▶ _Problem description_:
Records follow. Pull out every line that contains "icon".

[Interface dataset entries]
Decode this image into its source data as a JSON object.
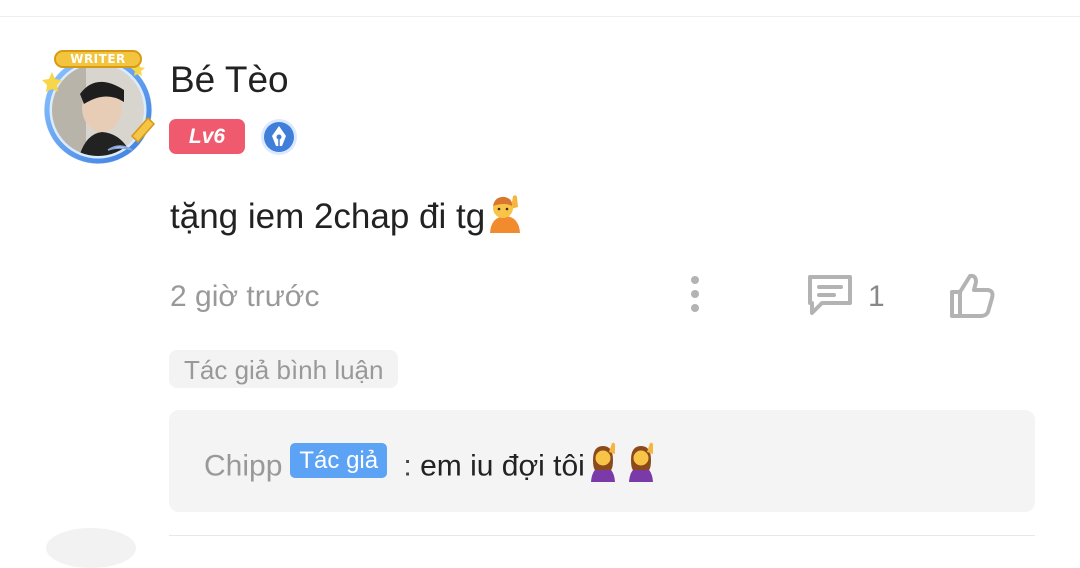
{
  "comment": {
    "user": {
      "name": "Bé Tèo",
      "avatar_badge": "WRITER",
      "level": "Lv6",
      "badge_icon": "pen-nib-icon"
    },
    "text": "tặng iem 2chap đi tg",
    "emoji": "🙋",
    "time": "2 giờ trước",
    "actions": {
      "more_icon": "more-vertical-icon",
      "reply_icon": "comment-icon",
      "reply_count": "1",
      "like_icon": "thumbs-up-icon"
    },
    "author_reply_label": "Tác giả bình luận",
    "reply": {
      "author": "Chipp",
      "author_tag": "Tác giả",
      "separator": " : ",
      "text": "em iu đợi tôi",
      "emojis": "🙋🙋"
    }
  },
  "colors": {
    "level_badge": "#ef5a6f",
    "author_tag": "#5ca3f5",
    "pen_badge": "#3f7fd9",
    "muted_text": "#999999"
  }
}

▶ _The answer_:
      "badge_icon": "pen-nib-icon"
      "more_icon": "more-vertical-icon",
      "reply_icon": "comment-icon",
      "like_icon": "thumbs-up-icon"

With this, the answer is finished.